● **DIRECTIONS**: Every line of the entries below that includes "title" belongs in the answer, copied as written.

● **DATA RECORDS**:
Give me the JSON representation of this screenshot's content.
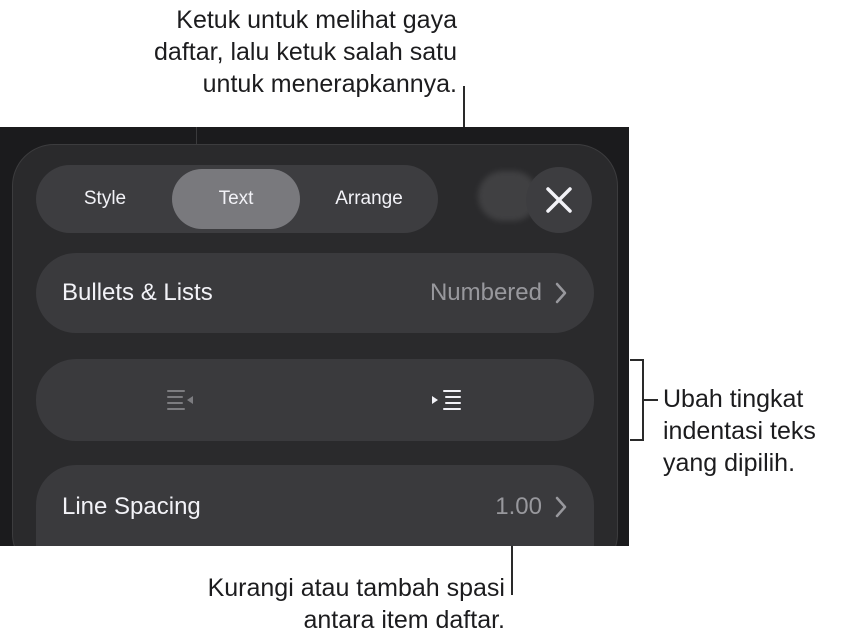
{
  "callouts": {
    "top": [
      "Ketuk untuk melihat gaya",
      "daftar, lalu ketuk salah satu",
      "untuk menerapkannya."
    ],
    "right": [
      "Ubah tingkat",
      "indentasi teks",
      "yang dipilih."
    ],
    "bottom": [
      "Kurangi atau tambah spasi",
      "antara item daftar."
    ]
  },
  "tabs": {
    "style": "Style",
    "text": "Text",
    "arrange": "Arrange",
    "selected": "Text"
  },
  "rows": {
    "bullets": {
      "label": "Bullets & Lists",
      "value": "Numbered"
    },
    "spacing": {
      "label": "Line Spacing",
      "value": "1.00"
    }
  },
  "icons": {
    "close": "close-icon",
    "chevron": "chevron-right-icon",
    "decrease_indent": "decrease-indent-icon",
    "increase_indent": "increase-indent-icon"
  },
  "colors": {
    "accent_tab": "#79797d",
    "panel": "#2a2a2c",
    "row": "#3a3a3d",
    "value_text": "#98989d"
  }
}
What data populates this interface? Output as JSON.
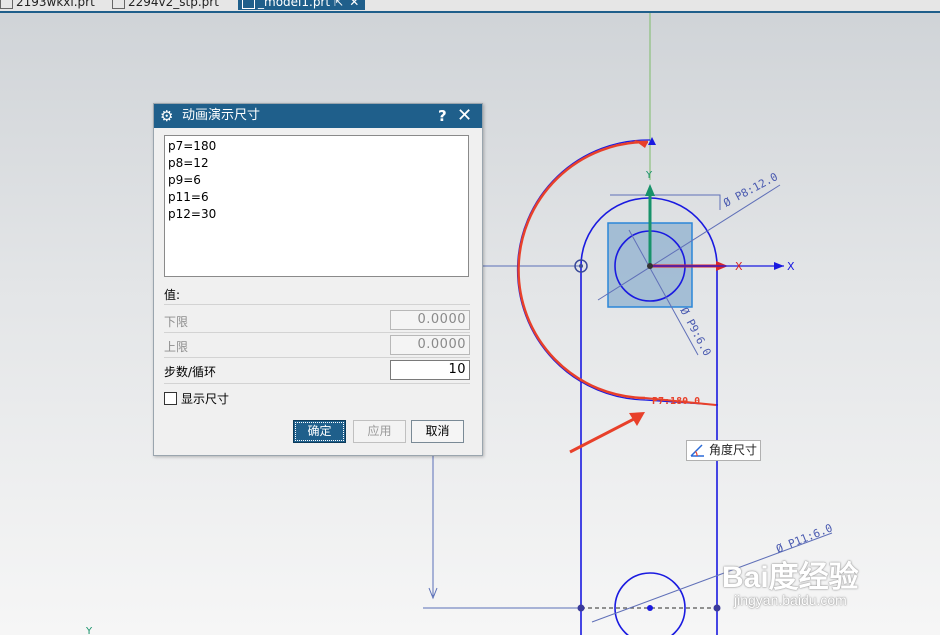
{
  "tabs": [
    {
      "label": "2193wkxl.prt"
    },
    {
      "label": "2294v2_stp.prt"
    },
    {
      "label": "_model1.prt"
    }
  ],
  "dialog": {
    "title": "动画演示尺寸",
    "help_label": "?",
    "close_label": "✕",
    "list_items": [
      "p7=180",
      "p8=12",
      "p9=6",
      "p11=6",
      "p12=30"
    ],
    "value_label": "值:",
    "lower_label": "下限",
    "lower_value": "0.0000",
    "upper_label": "上限",
    "upper_value": "0.0000",
    "steps_label": "步数/循环",
    "steps_value": "10",
    "show_dims_label": "显示尺寸",
    "show_dims_checked": false,
    "ok_label": "确定",
    "apply_label": "应用",
    "cancel_label": "取消"
  },
  "canvas": {
    "dim_p8": "Ø P8:12.0",
    "dim_p9": "Ø P9:6.0",
    "dim_p7": "P7:180.0",
    "dim_p11": "Ø P11:6.0",
    "axis_x1": "X",
    "axis_x2": "X",
    "axis_y": "Y"
  },
  "tooltip": {
    "label": "角度尺寸",
    "icon": "angle-dimension-icon"
  },
  "watermark": {
    "logo": "Bai度经验",
    "url": "jingyan.baidu.com"
  },
  "colors": {
    "accent": "#1f5f8b",
    "sketch_blue": "#1010e0",
    "annotation_red": "#e8402a"
  }
}
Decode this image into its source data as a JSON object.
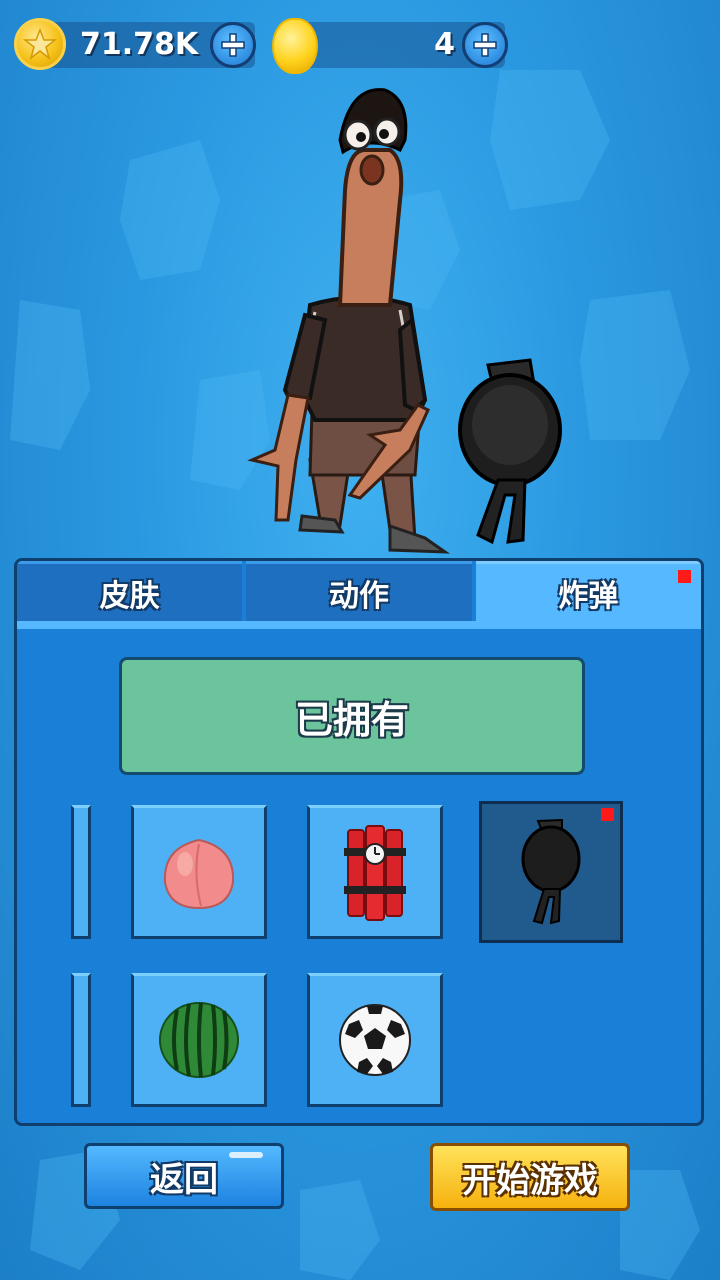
{
  "currency": {
    "gold_value": "71.78K",
    "gem_value": "4"
  },
  "tabs": [
    {
      "label": "皮肤",
      "active": false
    },
    {
      "label": "动作",
      "active": false
    },
    {
      "label": "炸弹",
      "active": true
    }
  ],
  "owned_label": "已拥有",
  "items": [
    {
      "icon": "peach-icon",
      "selected": false
    },
    {
      "icon": "dynamite-icon",
      "selected": false
    },
    {
      "icon": "frying-pan-icon",
      "selected": true
    },
    {
      "icon": "watermelon-icon",
      "selected": false
    },
    {
      "icon": "soccer-ball-icon",
      "selected": false
    }
  ],
  "buttons": {
    "back_label": "返回",
    "start_label": "开始游戏"
  },
  "colors": {
    "background": "#2a98e0",
    "panel": "#1a7fd6",
    "active_tab": "#56b8ff",
    "owned_button": "#6cc49c",
    "start_button": "#f6b20e",
    "notification_dot": "#ff1a1a"
  }
}
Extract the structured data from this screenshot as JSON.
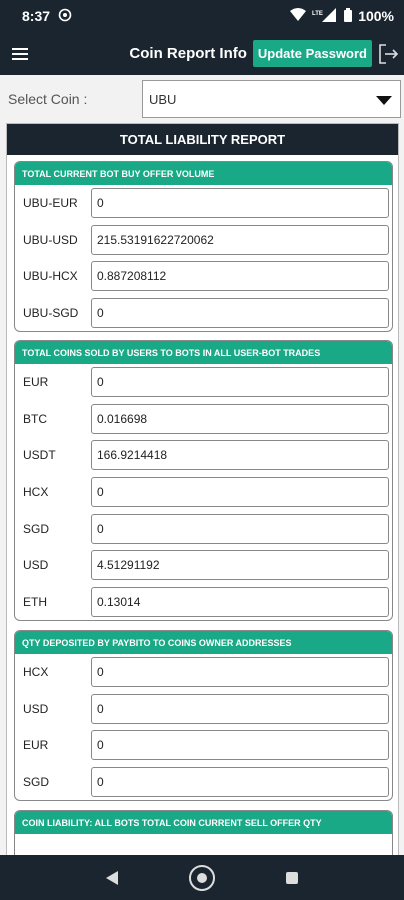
{
  "status_bar": {
    "time": "8:37",
    "battery": "100%",
    "network": "LTE"
  },
  "app_bar": {
    "title": "Coin Report Info",
    "update_password_label": "Update Password"
  },
  "coin_select": {
    "label": "Select Coin :",
    "value": "UBU"
  },
  "report": {
    "title": "TOTAL LIABILITY REPORT",
    "sections": [
      {
        "title": "TOTAL CURRENT BOT BUY OFFER VOLUME",
        "rows": [
          {
            "label": "UBU-EUR",
            "value": "0"
          },
          {
            "label": "UBU-USD",
            "value": "215.53191622720062"
          },
          {
            "label": "UBU-HCX",
            "value": "0.887208112"
          },
          {
            "label": "UBU-SGD",
            "value": "0"
          }
        ]
      },
      {
        "title": "TOTAL COINS SOLD BY USERS TO BOTS IN ALL USER-BOT TRADES",
        "rows": [
          {
            "label": "EUR",
            "value": "0"
          },
          {
            "label": "BTC",
            "value": "0.016698"
          },
          {
            "label": "USDT",
            "value": "166.9214418"
          },
          {
            "label": "HCX",
            "value": "0"
          },
          {
            "label": "SGD",
            "value": "0"
          },
          {
            "label": "USD",
            "value": "4.51291192"
          },
          {
            "label": "ETH",
            "value": "0.13014"
          }
        ]
      },
      {
        "title": "QTY DEPOSITED BY PAYBITO TO COINS OWNER ADDRESSES",
        "rows": [
          {
            "label": "HCX",
            "value": "0"
          },
          {
            "label": "USD",
            "value": "0"
          },
          {
            "label": "EUR",
            "value": "0"
          },
          {
            "label": "SGD",
            "value": "0"
          }
        ]
      },
      {
        "title": "COIN LIABILITY: ALL BOTS TOTAL COIN CURRENT SELL OFFER QTY",
        "rows": []
      }
    ]
  }
}
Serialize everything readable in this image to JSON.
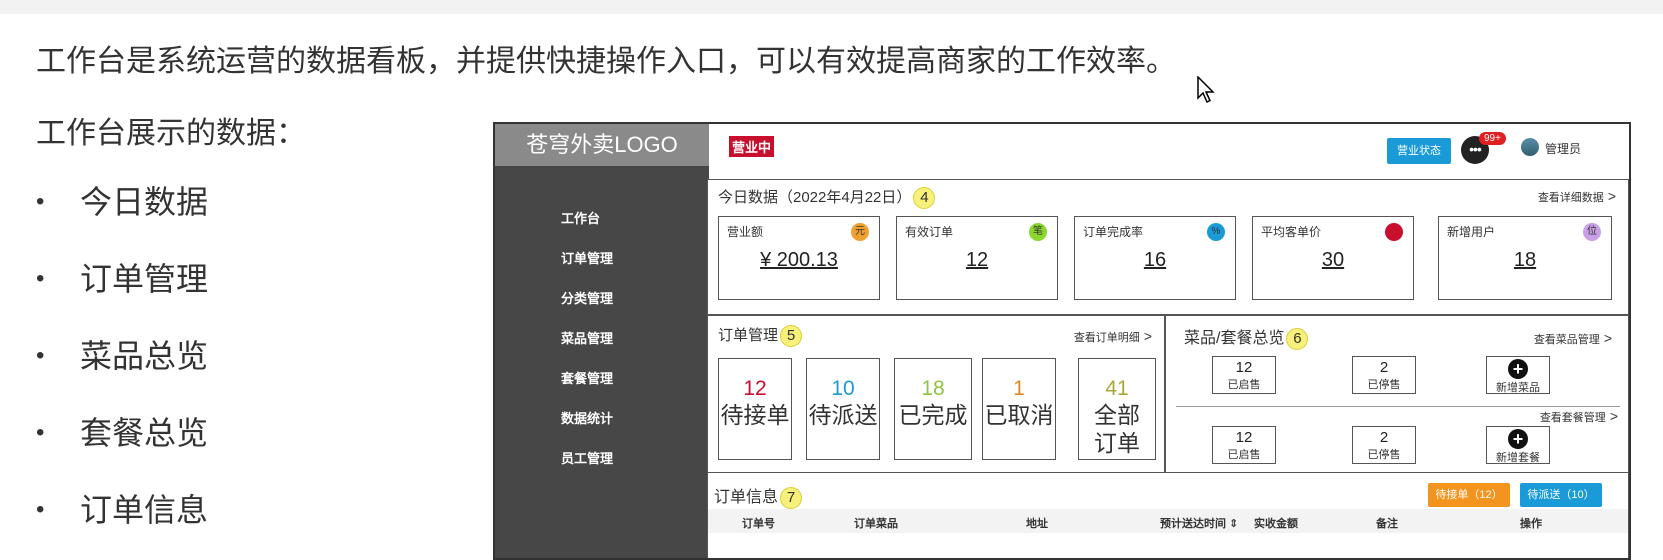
{
  "intro": "工作台是系统运营的数据看板，并提供快捷操作入口，可以有效提高商家的工作效率。",
  "subhead": "工作台展示的数据：",
  "bullets": [
    "今日数据",
    "订单管理",
    "菜品总览",
    "套餐总览",
    "订单信息"
  ],
  "mock": {
    "logo": "苍穹外卖LOGO",
    "nav": [
      "工作台",
      "订单管理",
      "分类管理",
      "菜品管理",
      "套餐管理",
      "数据统计",
      "员工管理"
    ],
    "header": {
      "status_tag": "营业中",
      "status_button": "营业状态",
      "msg_icon": "•••",
      "msg_badge": "99+",
      "admin": "管理员"
    },
    "today": {
      "title": "今日数据（2022年4月22日）",
      "badge": "4",
      "link": "查看详细数据",
      "cards": [
        {
          "label": "营业额",
          "icon": "元",
          "value": "¥ 200.13",
          "color": "#f0a030"
        },
        {
          "label": "有效订单",
          "icon": "笔",
          "value": "12",
          "color": "#8cd630"
        },
        {
          "label": "订单完成率",
          "icon": "%",
          "value": "16",
          "color": "#1a9bd7"
        },
        {
          "label": "平均客单价",
          "icon": "",
          "value": "30",
          "color": "#c8102e"
        },
        {
          "label": "新增用户",
          "icon": "位",
          "value": "18",
          "color": "#c9a0e6"
        }
      ]
    },
    "orders": {
      "title": "订单管理",
      "badge": "5",
      "link": "查看订单明细",
      "items": [
        {
          "num": "12",
          "label": "待接单",
          "color": "#c8102e"
        },
        {
          "num": "10",
          "label": "待派送",
          "color": "#1a9bd7"
        },
        {
          "num": "18",
          "label": "已完成",
          "color": "#8cc63f"
        },
        {
          "num": "1",
          "label": "已取消",
          "color": "#e08a1e"
        },
        {
          "num": "41",
          "label": "全部订单",
          "color": "#a8a83a"
        }
      ]
    },
    "dishes": {
      "title": "菜品/套餐总览",
      "badge": "6",
      "dish_link": "查看菜品管理",
      "setmeal_link": "查看套餐管理",
      "dish_on": {
        "num": "12",
        "label": "已启售"
      },
      "dish_off": {
        "num": "2",
        "label": "已停售"
      },
      "add_dish": "新增菜品",
      "set_on": {
        "num": "12",
        "label": "已启售"
      },
      "set_off": {
        "num": "2",
        "label": "已停售"
      },
      "add_set": "新增套餐"
    },
    "info": {
      "title": "订单信息",
      "badge": "7",
      "btn_pending": "待接单（12）",
      "btn_deliver": "待派送（10）",
      "btn_pending_color": "#f3941e",
      "btn_deliver_color": "#1a9bd7",
      "columns": [
        "订单号",
        "订单菜品",
        "地址",
        "预计送达时间 ⇕",
        "实收金额",
        "备注",
        "操作"
      ]
    }
  }
}
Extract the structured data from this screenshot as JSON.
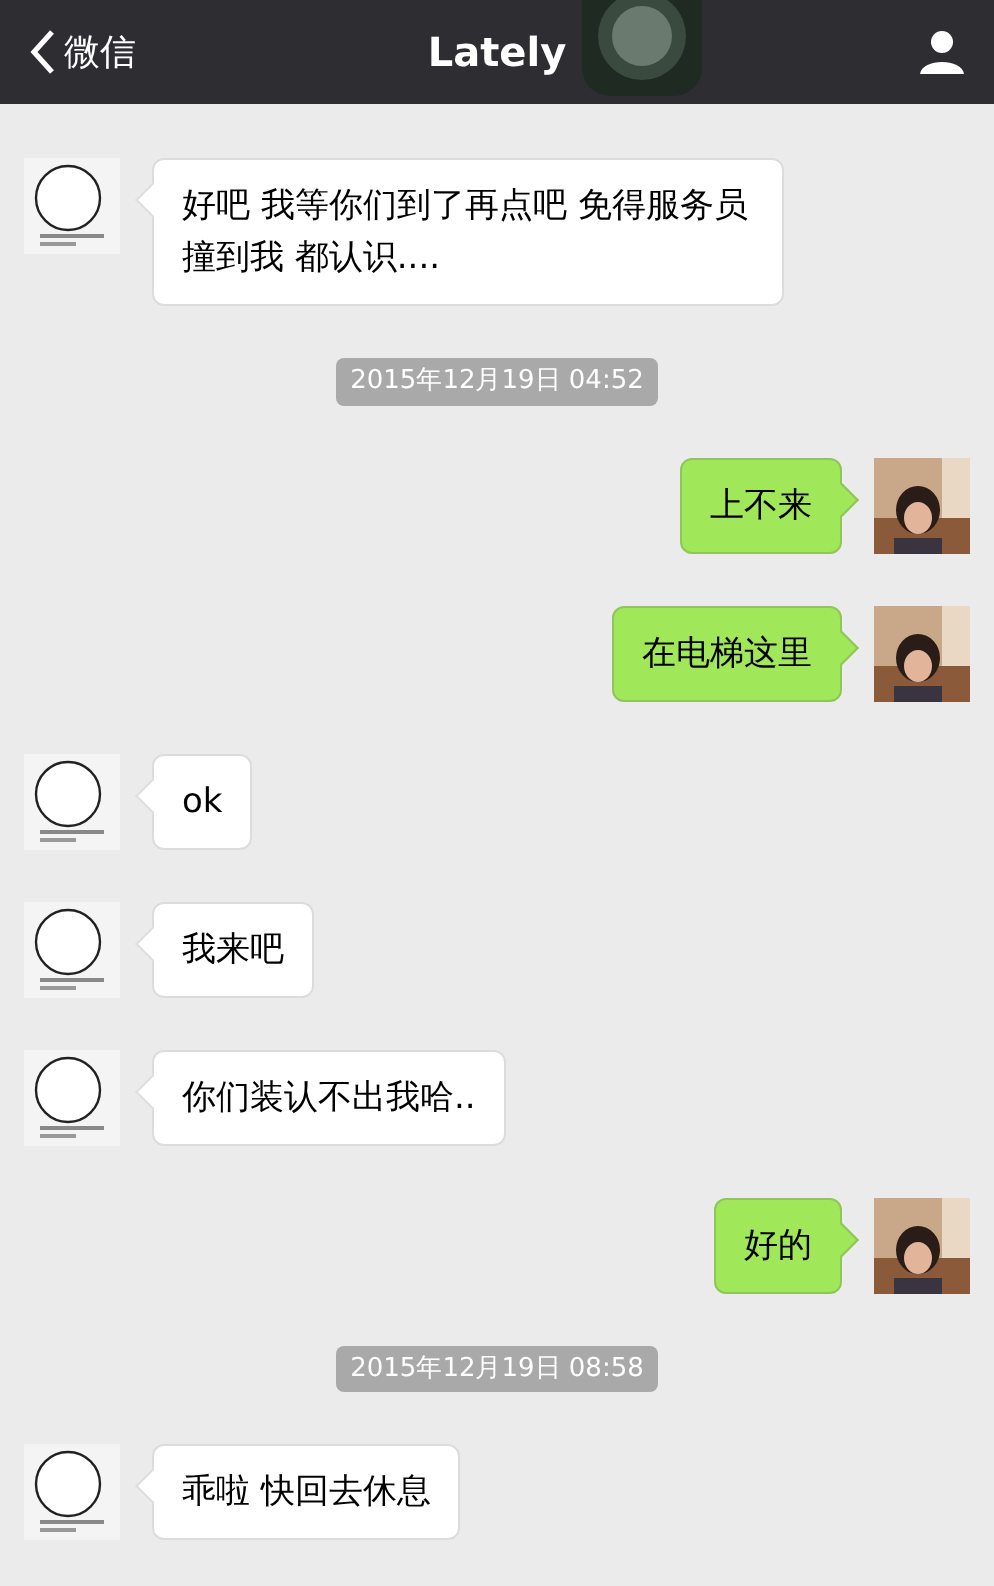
{
  "nav_bar": {
    "back_label": "微信",
    "title": "Lately"
  },
  "messages": [
    {
      "kind": "incoming",
      "text": "好吧 我等你们到了再点吧 免得服务员撞到我 都认识...."
    },
    {
      "kind": "time",
      "text": "2015年12月19日 04:52"
    },
    {
      "kind": "outgoing",
      "text": "上不来"
    },
    {
      "kind": "outgoing",
      "text": "在电梯这里"
    },
    {
      "kind": "incoming",
      "text": "ok"
    },
    {
      "kind": "incoming",
      "text": "我来吧"
    },
    {
      "kind": "incoming",
      "text": "你们装认不出我哈.."
    },
    {
      "kind": "outgoing",
      "text": "好的"
    },
    {
      "kind": "time",
      "text": "2015年12月19日 08:58"
    },
    {
      "kind": "incoming",
      "text": "乖啦 快回去休息"
    }
  ]
}
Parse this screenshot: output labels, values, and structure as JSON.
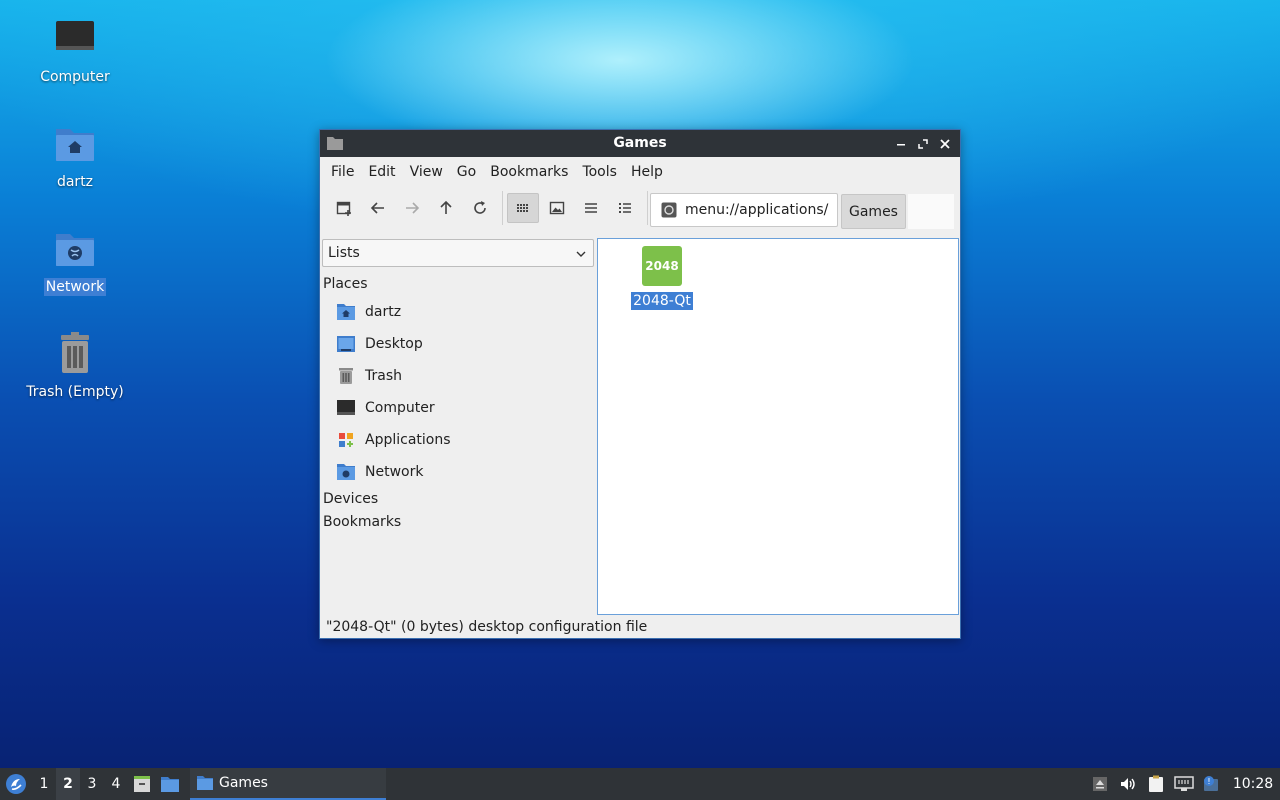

● **SOLUTION FOR THIS TASK**:
    "title": "动画演示尺寸",
    "title": "Coin Report Info",
    "title": "TOTAL LIABILITY REPORT",
        "title": "TOTAL CURRENT BOT BUY OFFER VOLUME",
        "title": "TOTAL COINS SOLD BY USERS TO BOTS IN ALL USER-BOT TRADES",
        "title": "QTY DEPOSITED BY PAYBITO TO COINS OWNER ADDRESSES",
        "title": "COIN LIABILITY: ALL BOTS TOTAL COIN CURRENT SELL OFFER QTY",
      "title": "今日数据（2022年4月22日）",
      "title": "订单管理",
      "title": "菜品/套餐总览",
      "title": "订单信息",
    "title": "Lately"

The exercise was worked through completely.